I would like you to restate each record word for word.

[Opening DATA EXCERPTS section]

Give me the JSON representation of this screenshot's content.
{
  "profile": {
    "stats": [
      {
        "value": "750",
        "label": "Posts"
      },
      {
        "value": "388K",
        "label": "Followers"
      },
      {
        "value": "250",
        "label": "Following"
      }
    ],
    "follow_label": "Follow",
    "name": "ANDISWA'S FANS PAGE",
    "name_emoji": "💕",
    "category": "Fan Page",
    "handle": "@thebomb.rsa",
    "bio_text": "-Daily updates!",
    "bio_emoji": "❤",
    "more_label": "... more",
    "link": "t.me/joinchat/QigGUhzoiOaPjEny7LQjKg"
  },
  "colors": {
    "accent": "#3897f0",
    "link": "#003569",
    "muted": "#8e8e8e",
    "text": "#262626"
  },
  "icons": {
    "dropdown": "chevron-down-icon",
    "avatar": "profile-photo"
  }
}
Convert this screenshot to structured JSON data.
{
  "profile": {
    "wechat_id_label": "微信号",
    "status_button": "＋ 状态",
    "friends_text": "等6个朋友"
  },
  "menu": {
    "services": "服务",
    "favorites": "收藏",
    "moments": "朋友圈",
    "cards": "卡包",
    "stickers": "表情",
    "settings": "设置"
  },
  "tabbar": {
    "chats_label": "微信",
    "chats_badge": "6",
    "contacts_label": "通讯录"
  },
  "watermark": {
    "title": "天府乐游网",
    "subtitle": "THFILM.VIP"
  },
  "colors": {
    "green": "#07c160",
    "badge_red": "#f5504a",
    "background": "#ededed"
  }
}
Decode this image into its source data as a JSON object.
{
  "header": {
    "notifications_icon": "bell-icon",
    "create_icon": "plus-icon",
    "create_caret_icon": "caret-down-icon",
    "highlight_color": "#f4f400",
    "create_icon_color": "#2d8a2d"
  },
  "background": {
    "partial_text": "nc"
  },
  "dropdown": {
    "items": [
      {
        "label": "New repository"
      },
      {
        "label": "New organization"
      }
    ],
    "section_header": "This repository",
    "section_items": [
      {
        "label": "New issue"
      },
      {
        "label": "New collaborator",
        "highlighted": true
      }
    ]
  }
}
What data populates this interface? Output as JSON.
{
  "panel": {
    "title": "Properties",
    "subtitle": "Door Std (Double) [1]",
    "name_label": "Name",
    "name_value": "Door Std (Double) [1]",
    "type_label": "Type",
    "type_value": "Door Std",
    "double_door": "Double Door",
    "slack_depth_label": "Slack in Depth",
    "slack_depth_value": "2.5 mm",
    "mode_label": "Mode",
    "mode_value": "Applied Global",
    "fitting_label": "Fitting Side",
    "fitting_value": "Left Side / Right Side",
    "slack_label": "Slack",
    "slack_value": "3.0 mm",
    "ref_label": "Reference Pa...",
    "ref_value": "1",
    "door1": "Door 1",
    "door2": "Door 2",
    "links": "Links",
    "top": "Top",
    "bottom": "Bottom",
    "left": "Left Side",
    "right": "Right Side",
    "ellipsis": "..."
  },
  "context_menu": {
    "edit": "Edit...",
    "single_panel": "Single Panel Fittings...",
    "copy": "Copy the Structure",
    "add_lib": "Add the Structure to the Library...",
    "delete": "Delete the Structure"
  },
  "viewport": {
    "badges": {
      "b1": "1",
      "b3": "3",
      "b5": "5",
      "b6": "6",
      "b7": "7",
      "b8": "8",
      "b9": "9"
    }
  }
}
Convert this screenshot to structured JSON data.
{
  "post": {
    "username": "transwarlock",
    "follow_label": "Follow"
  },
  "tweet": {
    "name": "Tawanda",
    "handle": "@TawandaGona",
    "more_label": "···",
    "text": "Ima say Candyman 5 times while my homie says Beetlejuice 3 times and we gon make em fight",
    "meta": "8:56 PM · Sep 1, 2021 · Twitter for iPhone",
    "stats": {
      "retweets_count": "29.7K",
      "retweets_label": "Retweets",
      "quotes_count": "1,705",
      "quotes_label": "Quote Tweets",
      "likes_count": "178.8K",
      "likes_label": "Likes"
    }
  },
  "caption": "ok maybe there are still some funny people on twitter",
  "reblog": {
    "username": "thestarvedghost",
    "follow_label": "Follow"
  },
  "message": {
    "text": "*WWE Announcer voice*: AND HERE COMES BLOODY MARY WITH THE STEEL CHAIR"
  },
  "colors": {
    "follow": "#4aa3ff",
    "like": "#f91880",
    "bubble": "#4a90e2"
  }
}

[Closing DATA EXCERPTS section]

- **YOUR RESPONSE**
Give me the JSON representation of this screenshot's content.
{
  "profile": {
    "stats": [
      {
        "value": "750",
        "label": "Posts"
      },
      {
        "value": "388K",
        "label": "Followers"
      },
      {
        "value": "250",
        "label": "Following"
      }
    ],
    "follow_label": "Follow",
    "name": "ANDISWA'S FANS PAGE",
    "name_emoji": "💕",
    "category": "Fan Page",
    "handle": "@thebomb.rsa",
    "bio_text": "-Daily updates!",
    "bio_emoji": "❤",
    "more_label": "... more",
    "link": "t.me/joinchat/QigGUhzoiOaPjEny7LQjKg"
  },
  "colors": {
    "accent": "#3897f0",
    "link": "#003569",
    "muted": "#8e8e8e",
    "text": "#262626"
  },
  "icons": {
    "dropdown": "chevron-down-icon",
    "avatar": "profile-photo"
  }
}
Convert this screenshot to structured JSON data.
{
  "profile": {
    "wechat_id_label": "微信号",
    "status_button": "＋ 状态",
    "friends_text": "等6个朋友"
  },
  "menu": {
    "services": "服务",
    "favorites": "收藏",
    "moments": "朋友圈",
    "cards": "卡包",
    "stickers": "表情",
    "settings": "设置"
  },
  "tabbar": {
    "chats_label": "微信",
    "chats_badge": "6",
    "contacts_label": "通讯录"
  },
  "watermark": {
    "title": "天府乐游网",
    "subtitle": "THFILM.VIP"
  },
  "colors": {
    "green": "#07c160",
    "badge_red": "#f5504a",
    "background": "#ededed"
  }
}
Decode this image into its source data as a JSON object.
{
  "header": {
    "notifications_icon": "bell-icon",
    "create_icon": "plus-icon",
    "create_caret_icon": "caret-down-icon",
    "highlight_color": "#f4f400",
    "create_icon_color": "#2d8a2d"
  },
  "background": {
    "partial_text": "nc"
  },
  "dropdown": {
    "items": [
      {
        "label": "New repository"
      },
      {
        "label": "New organization"
      }
    ],
    "section_header": "This repository",
    "section_items": [
      {
        "label": "New issue"
      },
      {
        "label": "New collaborator",
        "highlighted": true
      }
    ]
  }
}
What data populates this interface? Output as JSON.
{
  "panel": {
    "title": "Properties",
    "subtitle": "Door Std (Double) [1]",
    "name_label": "Name",
    "name_value": "Door Std (Double) [1]",
    "type_label": "Type",
    "type_value": "Door Std",
    "double_door": "Double Door",
    "slack_depth_label": "Slack in Depth",
    "slack_depth_value": "2.5 mm",
    "mode_label": "Mode",
    "mode_value": "Applied Global",
    "fitting_label": "Fitting Side",
    "fitting_value": "Left Side / Right Side",
    "slack_label": "Slack",
    "slack_value": "3.0 mm",
    "ref_label": "Reference Pa...",
    "ref_value": "1",
    "door1": "Door 1",
    "door2": "Door 2",
    "links": "Links",
    "top": "Top",
    "bottom": "Bottom",
    "left": "Left Side",
    "right": "Right Side",
    "ellipsis": "..."
  },
  "context_menu": {
    "edit": "Edit...",
    "single_panel": "Single Panel Fittings...",
    "copy": "Copy the Structure",
    "add_lib": "Add the Structure to the Library...",
    "delete": "Delete the Structure"
  },
  "viewport": {
    "badges": {
      "b1": "1",
      "b3": "3",
      "b5": "5",
      "b6": "6",
      "b7": "7",
      "b8": "8",
      "b9": "9"
    }
  }
}
Convert this screenshot to structured JSON data.
{
  "post": {
    "username": "transwarlock",
    "follow_label": "Follow"
  },
  "tweet": {
    "name": "Tawanda",
    "handle": "@TawandaGona",
    "more_label": "···",
    "text": "Ima say Candyman 5 times while my homie says Beetlejuice 3 times and we gon make em fight",
    "meta": "8:56 PM · Sep 1, 2021 · Twitter for iPhone",
    "stats": {
      "retweets_count": "29.7K",
      "retweets_label": "Retweets",
      "quotes_count": "1,705",
      "quotes_label": "Quote Tweets",
      "likes_count": "178.8K",
      "likes_label": "Likes"
    }
  },
  "caption": "ok maybe there are still some funny people on twitter",
  "reblog": {
    "username": "thestarvedghost",
    "follow_label": "Follow"
  },
  "message": {
    "text": "*WWE Announcer voice*: AND HERE COMES BLOODY MARY WITH THE STEEL CHAIR"
  },
  "colors": {
    "follow": "#4aa3ff",
    "like": "#f91880",
    "bubble": "#4a90e2"
  }
}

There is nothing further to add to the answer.